on-screen fight with dickwad camera fucker
relapse (oxycontin, mostly)
hotel lobby fight with nikki
drug store raid gone horribly wrong
back to fuckin quentin
bigmouth cuts a deal but gets shanked in the tv room
mean staph infection
seven years with not one fucken letter from the fuckin bitch
nights with biendl
god grant us the serenity to accept the things we cannot change, courage to change the things we can, and wisdom to know the difference
staph infection progresses
god give me the detachment to accept those things I cannot alter
I’d been dreaming of Jeffreys Bay since the time I watched a full wetsuit-clad Shaun Tomson fly across its machine perfect rights in Storm Riders at the Tarzana 4-Plex in ’82. An exquisitely arced pointbreak near Cape St. Francis, South Africa, J-Bay delivers one the world’s longest rides. During the swell season from May to September, surfers from all corners of the globe make the pilgrimage. Some never leave.
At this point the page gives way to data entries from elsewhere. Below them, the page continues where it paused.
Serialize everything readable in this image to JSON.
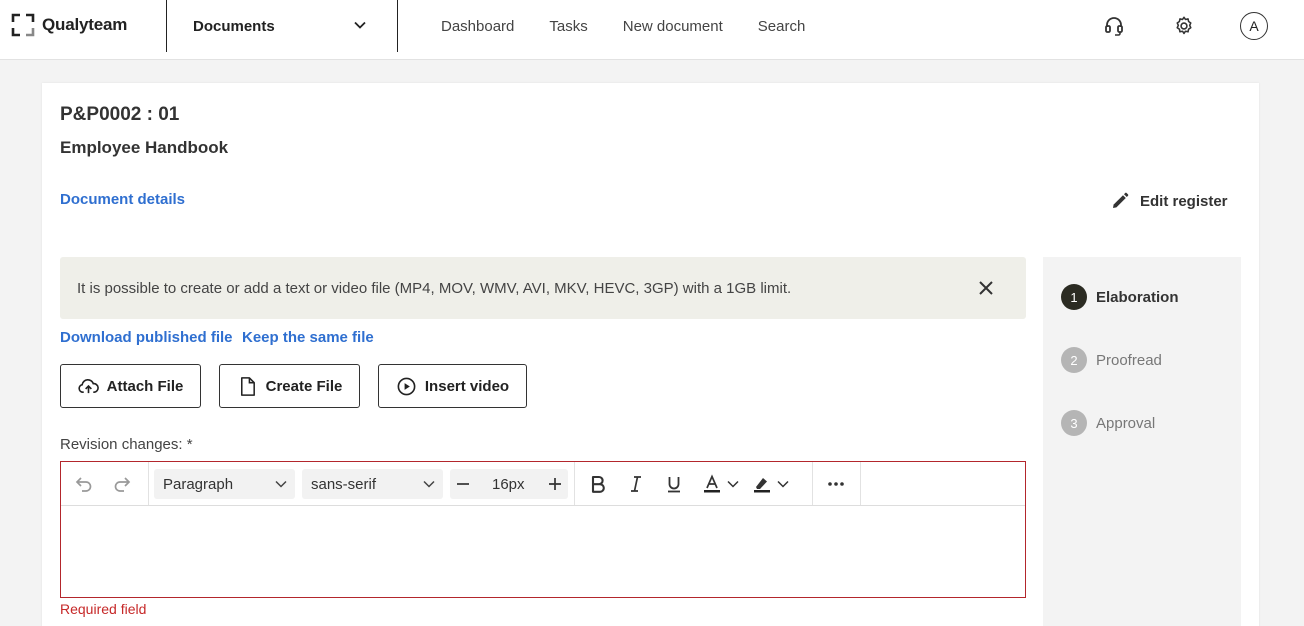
{
  "header": {
    "logo_text": "Qualyteam",
    "module_label": "Documents",
    "nav": [
      "Dashboard",
      "Tasks",
      "New document",
      "Search"
    ],
    "avatar_initial": "A"
  },
  "document": {
    "code": "P&P0002 : 01",
    "title": "Employee Handbook",
    "details_link": "Document details",
    "edit_register": "Edit register"
  },
  "notice": {
    "text": "It is possible to create or add a text or video file (MP4, MOV, WMV, AVI, MKV, HEVC, 3GP) with a 1GB limit."
  },
  "links": {
    "download_published": "Download published file",
    "keep_same": "Keep the same file"
  },
  "buttons": {
    "attach": "Attach File",
    "create": "Create File",
    "insert_video": "Insert video"
  },
  "revision": {
    "label": "Revision changes: *",
    "required": "Required field"
  },
  "editor": {
    "block_format": "Paragraph",
    "font_family": "sans-serif",
    "font_size": "16px"
  },
  "steps": [
    {
      "number": "1",
      "label": "Elaboration",
      "active": true
    },
    {
      "number": "2",
      "label": "Proofread",
      "active": false
    },
    {
      "number": "3",
      "label": "Approval",
      "active": false
    }
  ],
  "colors": {
    "link": "#2f6fd0",
    "error": "#b3262c",
    "step_active": "#2b2b22",
    "step_inactive": "#b5b5b5"
  }
}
On an overcast day in June, a couple of fellow pros and I pulled into the parking lot that overlooks Supertubes, the finest of J-Bay’s many sections, just in time to witness a procession of double overhead, hypnotically perfect waves peel off to infinity. There were at least fifty guys sprinkled along the lava rock point, but the waves were so relentless it hardly seemed an issue. We couldn’t get out there fast enough. Boards were slung from roof racks, Air Jordans were hurled across rear seats, wetsuits and booties were anxiously shimmied into.
I paddled out at Boneyards, the tip of the point. The water was a frigid fifty-eight degrees. After duckdiving a fleet of waves that induced spasms of ice cream headache, I maneuvered into position. The sky was the same shade of grey as the water, making it hard to distinguish bumps. To my left were swarms of surfers; to my right, no one.
A set marched in. I bolted for the horizon. The first wave crested, and as I pierced through the back, needles of icy offshore spray rained down on my head. The second wave stood up perfectly. I stroked, angled, popped to my feet.
The silvery face stretched out for a mile, a racecourse of steep, dimpled, twelve-foot wall. I dropped to the bottom, turned, and held my line. The curtain heaved over my shoulder and suddenly, effortlessly, I was standing in a gleaming tube. It roared the way a shell held to your ear does. Out of the almond shaped hole, I watched surfers stroke over the top.
I came out, dropped to the bottom, and again, pulled into a high tube. Swirling water whooshed past. Cool air blustered up from the crashing lip. As the tapering swell rounded Supertubes, it yawned and released me. Out of the corner of my eye I glimpsed Marty Thomas, Chuy Reyna, Barton Lynch, Vetea David, Octavio Bueno—a veritable UN of pros—all hooting.
I scaled to the crest, arced tenderly, and barreled to the bottom, my 6’7” Rusty swallowtail chattering against the surface chop. The wave steepened. The lip pitched. Again, I pulled in tight and held my line. In that perfect little cocoon of spinning Indian Ocean, I watched the curtain zipper past, falling in sheets of spidery glass. My exit shrunk. The mirror-like face turned frothy, ribbed. In a kind of cartoon of childbirth, the tail of my board lifted and shot me forward. My face slapped the hard water; the turbulence wrestled me down. I felt ecstatic. If it were possible to laugh underwater I would have.
Scroll down to “lost interest…”—http://www.marinelayerproductions.com/